Assignment — What lines of the data include the string "不透明度"? Copy them all.

Dataset rows describing interfaces
*** Begin section ***

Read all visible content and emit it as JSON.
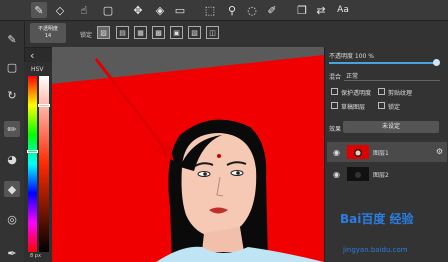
{
  "toolbar": {
    "tools": [
      "brush-icon",
      "eraser-icon",
      "smudge-icon",
      "transform-icon",
      "move-icon",
      "fill-icon",
      "gradient-icon",
      "select-icon",
      "magic-wand-icon",
      "lasso-icon",
      "edit-icon",
      "copy-icon",
      "text-icon"
    ],
    "text_tool_label": "Aa"
  },
  "subbar": {
    "opacity_label": "不透明度",
    "opacity_value": "14",
    "lock_label": "锁定"
  },
  "color_panel": {
    "mode_label": "HSV",
    "size_label": "8 px"
  },
  "right_panel": {
    "opacity_text": "不透明度 100 %",
    "blend_label": "混合",
    "blend_value": "正常",
    "protect_alpha": "保护透明度",
    "clipping": "剪贴纹理",
    "draft_layer": "草稿图层",
    "lock": "锁定",
    "effect_label": "效果",
    "effect_button": "未设定",
    "layers": [
      {
        "name": "图层1"
      },
      {
        "name": "图层2"
      }
    ]
  },
  "watermark": {
    "brand": "Bai百度 经验",
    "url": "jingyan.baidu.com"
  },
  "colors": {
    "canvas_red": "#f00000",
    "accent_blue": "#4aa3df",
    "arrow_red": "#e00000"
  }
}
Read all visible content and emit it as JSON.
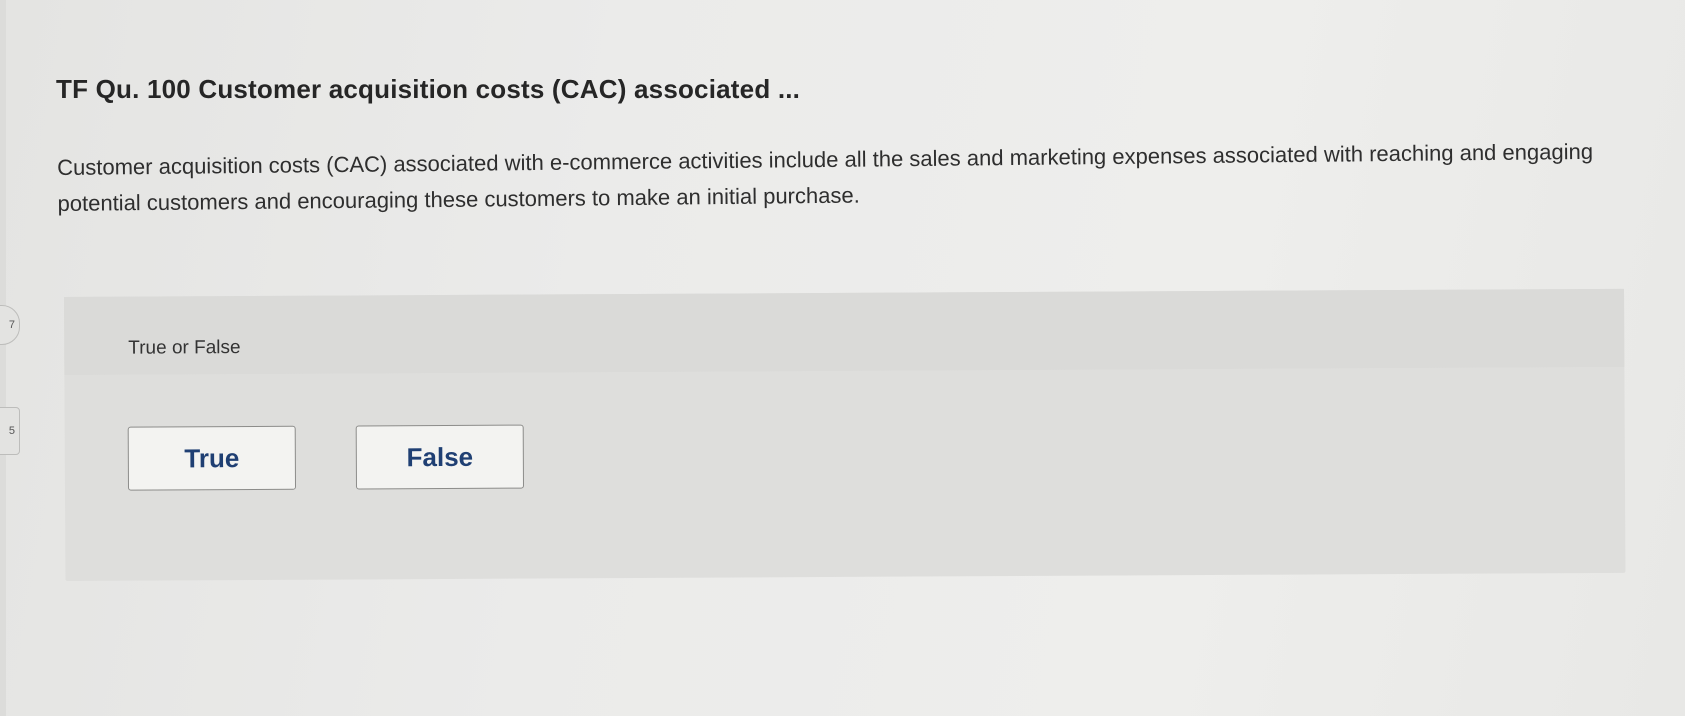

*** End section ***

Exercise result —
    "opacity_label": "不透明度",
    "opacity_text": "不透明度 100 %",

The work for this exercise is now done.